Grant Wood’s visual work inhabits an unusual space in 20th century American art, both within and outside of the canon, simultaneously uniquely recognizable and deeply inscrutable. In this lecture, a collaboration with the London Review of Books, Kevin Kopelson, Emeritus Professor of English at the University of Iowa and one of the LRB’s most distinctive contributors, argues that this inscrutability can be attributed to a curious phenomenon: while Wood produced work much the way dreamers dream, he also did so the way writers write. These are two modes of production that overlap in several respects, but which do not otherwise have a lot in common, and they place Wood in an alternative, literary tradition, stretching from Mark Twain to David Sedaris – the subject of Kopelson’s 2007 monograph. By looking again at Wood’s paintings through a lens of his own statements, particularly concerning the imagination, Kopelson traces their peculiar charge back to its source: a tension between unconscious desires and anxieties and their broad public expression.

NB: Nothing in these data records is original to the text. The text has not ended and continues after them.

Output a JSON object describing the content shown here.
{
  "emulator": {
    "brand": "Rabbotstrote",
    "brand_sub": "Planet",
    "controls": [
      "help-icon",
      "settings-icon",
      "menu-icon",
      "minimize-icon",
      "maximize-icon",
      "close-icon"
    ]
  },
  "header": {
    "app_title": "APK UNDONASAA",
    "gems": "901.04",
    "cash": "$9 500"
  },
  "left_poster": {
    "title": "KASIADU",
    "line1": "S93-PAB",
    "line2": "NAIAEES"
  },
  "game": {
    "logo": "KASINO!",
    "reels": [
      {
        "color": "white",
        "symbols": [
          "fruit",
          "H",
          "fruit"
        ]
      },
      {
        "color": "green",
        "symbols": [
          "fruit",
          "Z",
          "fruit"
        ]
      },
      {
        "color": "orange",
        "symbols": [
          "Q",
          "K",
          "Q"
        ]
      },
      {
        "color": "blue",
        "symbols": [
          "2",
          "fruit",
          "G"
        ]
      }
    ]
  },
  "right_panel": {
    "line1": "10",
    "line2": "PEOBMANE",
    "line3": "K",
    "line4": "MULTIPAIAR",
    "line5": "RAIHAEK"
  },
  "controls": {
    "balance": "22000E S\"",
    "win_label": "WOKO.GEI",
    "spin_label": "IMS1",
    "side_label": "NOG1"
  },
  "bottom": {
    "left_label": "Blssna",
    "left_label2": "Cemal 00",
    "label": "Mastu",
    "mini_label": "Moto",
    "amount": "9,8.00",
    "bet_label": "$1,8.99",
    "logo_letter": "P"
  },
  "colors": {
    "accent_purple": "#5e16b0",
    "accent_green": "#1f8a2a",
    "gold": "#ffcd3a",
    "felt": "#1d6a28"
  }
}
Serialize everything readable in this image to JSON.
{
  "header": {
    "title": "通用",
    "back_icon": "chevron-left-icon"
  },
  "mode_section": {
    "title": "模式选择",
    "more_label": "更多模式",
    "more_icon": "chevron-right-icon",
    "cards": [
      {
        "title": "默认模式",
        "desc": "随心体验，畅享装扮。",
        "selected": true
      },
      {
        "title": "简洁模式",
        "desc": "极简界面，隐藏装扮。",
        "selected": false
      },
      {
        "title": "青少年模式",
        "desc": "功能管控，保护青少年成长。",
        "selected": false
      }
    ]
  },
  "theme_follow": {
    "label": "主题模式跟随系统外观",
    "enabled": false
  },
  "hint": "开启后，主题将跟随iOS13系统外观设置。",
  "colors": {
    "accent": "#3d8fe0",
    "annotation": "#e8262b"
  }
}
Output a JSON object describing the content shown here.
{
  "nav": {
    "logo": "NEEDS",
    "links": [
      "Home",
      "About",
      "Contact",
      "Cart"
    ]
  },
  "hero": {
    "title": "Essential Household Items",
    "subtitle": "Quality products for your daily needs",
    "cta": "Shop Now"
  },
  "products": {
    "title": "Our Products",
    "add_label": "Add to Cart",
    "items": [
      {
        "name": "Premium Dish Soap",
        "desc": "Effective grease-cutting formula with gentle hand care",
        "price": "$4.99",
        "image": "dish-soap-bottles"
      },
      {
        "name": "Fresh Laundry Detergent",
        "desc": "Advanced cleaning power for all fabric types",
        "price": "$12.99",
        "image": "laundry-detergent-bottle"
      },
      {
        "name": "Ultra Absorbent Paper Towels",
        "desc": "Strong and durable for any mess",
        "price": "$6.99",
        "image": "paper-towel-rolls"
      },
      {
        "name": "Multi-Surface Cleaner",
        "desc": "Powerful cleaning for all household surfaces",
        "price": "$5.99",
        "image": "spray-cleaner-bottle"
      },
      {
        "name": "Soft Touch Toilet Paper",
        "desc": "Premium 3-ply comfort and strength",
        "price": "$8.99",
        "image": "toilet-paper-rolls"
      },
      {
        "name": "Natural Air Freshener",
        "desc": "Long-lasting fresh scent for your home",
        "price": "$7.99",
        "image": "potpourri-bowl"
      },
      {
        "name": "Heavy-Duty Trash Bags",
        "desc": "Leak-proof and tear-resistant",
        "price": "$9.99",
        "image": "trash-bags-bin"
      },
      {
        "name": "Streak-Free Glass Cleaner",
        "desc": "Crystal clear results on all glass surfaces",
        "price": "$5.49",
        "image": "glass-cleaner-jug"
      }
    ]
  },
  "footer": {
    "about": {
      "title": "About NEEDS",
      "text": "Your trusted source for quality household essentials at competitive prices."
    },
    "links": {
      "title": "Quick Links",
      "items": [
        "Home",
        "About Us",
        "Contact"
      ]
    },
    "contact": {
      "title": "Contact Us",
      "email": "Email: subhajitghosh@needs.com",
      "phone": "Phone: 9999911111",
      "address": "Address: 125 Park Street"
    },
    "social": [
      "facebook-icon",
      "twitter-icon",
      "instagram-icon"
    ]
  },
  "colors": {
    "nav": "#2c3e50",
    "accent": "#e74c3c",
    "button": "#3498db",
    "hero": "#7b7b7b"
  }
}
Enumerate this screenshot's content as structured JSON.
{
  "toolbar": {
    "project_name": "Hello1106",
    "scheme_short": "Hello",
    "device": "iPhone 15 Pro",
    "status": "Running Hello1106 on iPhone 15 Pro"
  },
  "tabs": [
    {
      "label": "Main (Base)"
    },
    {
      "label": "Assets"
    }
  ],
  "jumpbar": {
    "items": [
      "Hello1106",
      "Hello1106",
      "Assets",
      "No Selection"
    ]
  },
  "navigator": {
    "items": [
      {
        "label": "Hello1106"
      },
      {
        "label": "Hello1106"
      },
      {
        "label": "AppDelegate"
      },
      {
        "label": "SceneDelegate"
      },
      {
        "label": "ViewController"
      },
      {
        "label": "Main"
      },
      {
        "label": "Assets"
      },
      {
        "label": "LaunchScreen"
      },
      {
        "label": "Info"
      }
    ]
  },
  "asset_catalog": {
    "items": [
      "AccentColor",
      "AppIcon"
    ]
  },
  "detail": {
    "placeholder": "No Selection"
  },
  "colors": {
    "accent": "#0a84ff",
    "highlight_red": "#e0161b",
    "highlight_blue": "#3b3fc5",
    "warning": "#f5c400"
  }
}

A 30-second online art project:
Kristin Lucas, Speculative Habitat for Sponsored Seabirds